How do we define our relationship with art history? Is in fact the very term misleading as a singular, should we think and talk about art histories instead as some theorists suggest? I don’t have the space or the intellectual credentials to explore these ideas but a new show opening in London today has as interesting take on the art/art history connection. Painter Martin McGinn’s series Volume 1 features still-lifes of art history tomes rendered as objects for artistic interpretation in their own right, as objects.

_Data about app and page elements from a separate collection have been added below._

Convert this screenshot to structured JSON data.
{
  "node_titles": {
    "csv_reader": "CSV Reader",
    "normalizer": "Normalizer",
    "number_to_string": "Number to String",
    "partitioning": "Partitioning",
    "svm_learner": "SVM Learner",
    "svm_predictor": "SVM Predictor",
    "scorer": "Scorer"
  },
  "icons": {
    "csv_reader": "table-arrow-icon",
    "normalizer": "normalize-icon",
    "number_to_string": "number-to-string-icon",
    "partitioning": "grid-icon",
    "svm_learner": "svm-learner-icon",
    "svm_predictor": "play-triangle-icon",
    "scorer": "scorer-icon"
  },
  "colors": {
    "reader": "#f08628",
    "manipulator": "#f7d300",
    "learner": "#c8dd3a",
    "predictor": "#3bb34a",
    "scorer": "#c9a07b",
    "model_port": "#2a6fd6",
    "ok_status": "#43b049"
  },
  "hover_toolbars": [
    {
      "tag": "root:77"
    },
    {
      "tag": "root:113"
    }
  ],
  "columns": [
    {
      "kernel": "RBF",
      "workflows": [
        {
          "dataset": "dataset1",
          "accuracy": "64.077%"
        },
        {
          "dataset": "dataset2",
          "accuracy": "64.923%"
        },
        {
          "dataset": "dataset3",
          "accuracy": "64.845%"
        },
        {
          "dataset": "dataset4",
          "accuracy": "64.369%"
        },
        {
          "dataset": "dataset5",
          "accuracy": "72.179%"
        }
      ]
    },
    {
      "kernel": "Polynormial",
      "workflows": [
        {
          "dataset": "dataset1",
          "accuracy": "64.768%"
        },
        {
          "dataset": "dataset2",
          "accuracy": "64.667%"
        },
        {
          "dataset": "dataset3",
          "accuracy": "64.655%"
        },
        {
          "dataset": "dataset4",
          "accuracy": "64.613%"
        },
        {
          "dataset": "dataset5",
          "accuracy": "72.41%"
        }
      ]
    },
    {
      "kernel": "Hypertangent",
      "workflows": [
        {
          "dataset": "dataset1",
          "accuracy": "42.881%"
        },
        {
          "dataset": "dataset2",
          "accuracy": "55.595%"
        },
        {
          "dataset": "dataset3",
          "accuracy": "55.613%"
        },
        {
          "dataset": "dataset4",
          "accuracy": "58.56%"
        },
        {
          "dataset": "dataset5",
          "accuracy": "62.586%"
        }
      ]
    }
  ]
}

By returning these collections of reproduction to the canvas, Martin questions how art as academic subject, pastime and commodity dovetails with its more theoretical aims. In an essay for the exhibition catalogue, Richard Cork writes: “McGinn scrutinises [books] with as much penetrating zeal as other still-life painters might devote to flowers, vessels or food” and its this care and attention that makes these strange works especially fascinating.

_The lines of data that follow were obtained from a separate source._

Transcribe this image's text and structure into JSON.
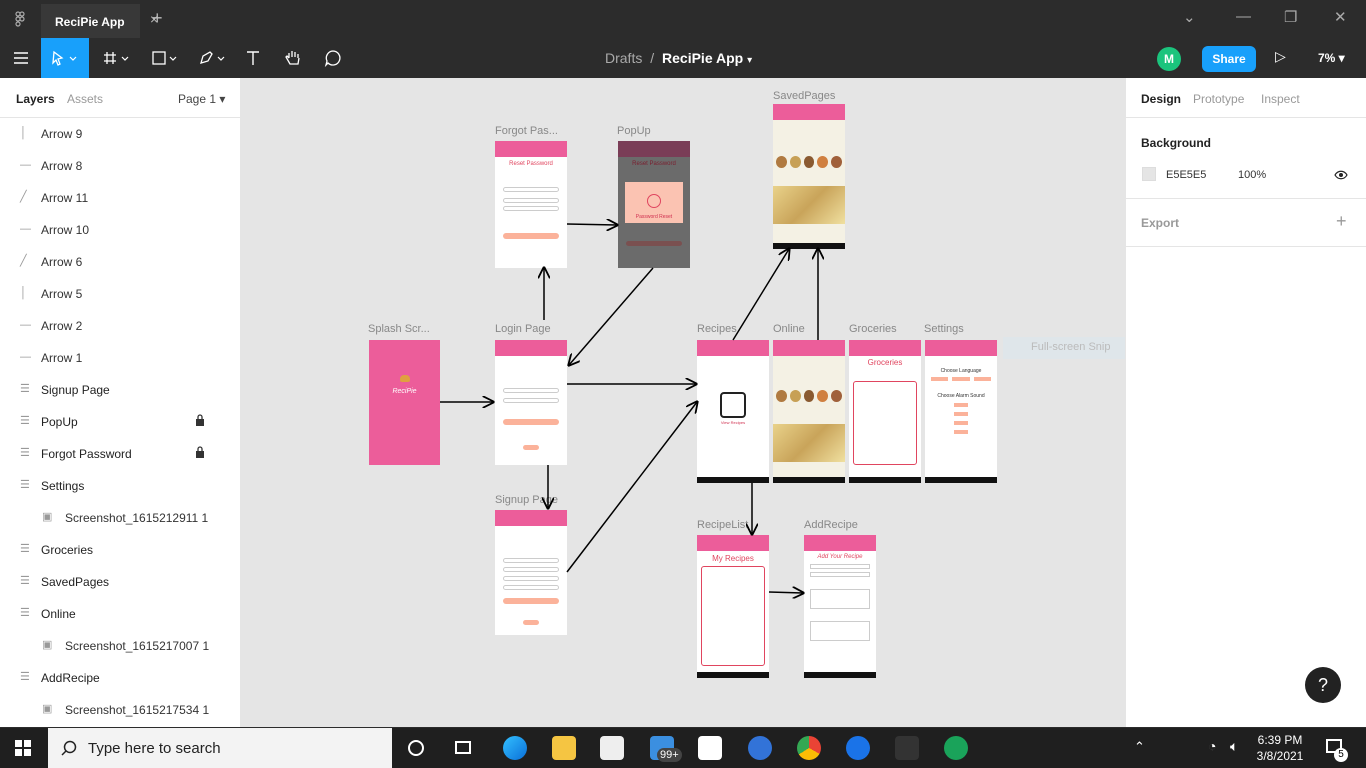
{
  "titlebar": {
    "tab_label": "ReciPie App"
  },
  "toolbar": {
    "breadcrumb_drafts": "Drafts",
    "breadcrumb_sep": "/",
    "file_name": "ReciPie App",
    "avatar_letter": "M",
    "share_label": "Share",
    "zoom_label": "7%"
  },
  "left_panel": {
    "tab_layers": "Layers",
    "tab_assets": "Assets",
    "page_selector": "Page 1",
    "layers": [
      {
        "label": "Arrow 9"
      },
      {
        "label": "Arrow 8"
      },
      {
        "label": "Arrow 11"
      },
      {
        "label": "Arrow 10"
      },
      {
        "label": "Arrow 6"
      },
      {
        "label": "Arrow 5"
      },
      {
        "label": "Arrow 2"
      },
      {
        "label": "Arrow 1"
      },
      {
        "label": "Signup Page"
      },
      {
        "label": "PopUp"
      },
      {
        "label": "Forgot Password"
      },
      {
        "label": "Settings"
      },
      {
        "label": "Screenshot_1615212911 1"
      },
      {
        "label": "Groceries"
      },
      {
        "label": "SavedPages"
      },
      {
        "label": "Online"
      },
      {
        "label": "Screenshot_1615217007 1"
      },
      {
        "label": "AddRecipe"
      },
      {
        "label": "Screenshot_1615217534 1"
      }
    ]
  },
  "canvas": {
    "frames": {
      "forgot": "Forgot Pas...",
      "popup": "PopUp",
      "saved": "SavedPages",
      "splash": "Splash Scr...",
      "login": "Login Page",
      "recipes": "Recipes",
      "online": "Online",
      "groceries": "Groceries",
      "settings": "Settings",
      "signup": "Signup Page",
      "recipelist": "RecipeList",
      "addrecipe": "AddRecipe"
    },
    "snip_label": "Full-screen Snip",
    "screens": {
      "reset_password": "Reset Password",
      "password_reset": "Password Reset",
      "splash_logo": "ReciPie",
      "view_recipes": "View Recipes",
      "groceries_title": "Groceries",
      "choose_language": "Choose Language",
      "choose_alarm": "Choose Alarm Sound",
      "my_recipes": "My Recipes",
      "add_your_recipe": "Add Your Recipe"
    }
  },
  "right_panel": {
    "tab_design": "Design",
    "tab_prototype": "Prototype",
    "tab_inspect": "Inspect",
    "background_heading": "Background",
    "background_hex": "E5E5E5",
    "background_opacity": "100%",
    "export_heading": "Export"
  },
  "taskbar": {
    "search_placeholder": "Type here to search",
    "mail_badge": "99+",
    "time": "6:39 PM",
    "date": "3/8/2021",
    "notification_count": "5"
  },
  "help_label": "?"
}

Martin McGinn Volume 1 is at The Piper Gallery until February 8.
- All of human life was there: welcome back to the Best of the Web
- Jody Barton's passionate and political work masters many disciplines
- A Hail Mary pass: how to win the ads at the Super Bowl
- February diary: Where to go and what to see
- Hey Studio’s athletic and geometric typeface for ESPN’s magazine
- Karl Hab’s hypnotic photographs taken out of a plane window
- Racy photography from the new issue of Odiseo
- How to beat creative block: one designer offers his invaluable advice
- Bureau Mirko Borsche works with Nike Basketball on a new graphic language
- Challenging sexism, workplace stress and mindfulness through illustration
- Meditation and creativity: should we believe the hype?
- Why Fonts Matter, and how they impact your mood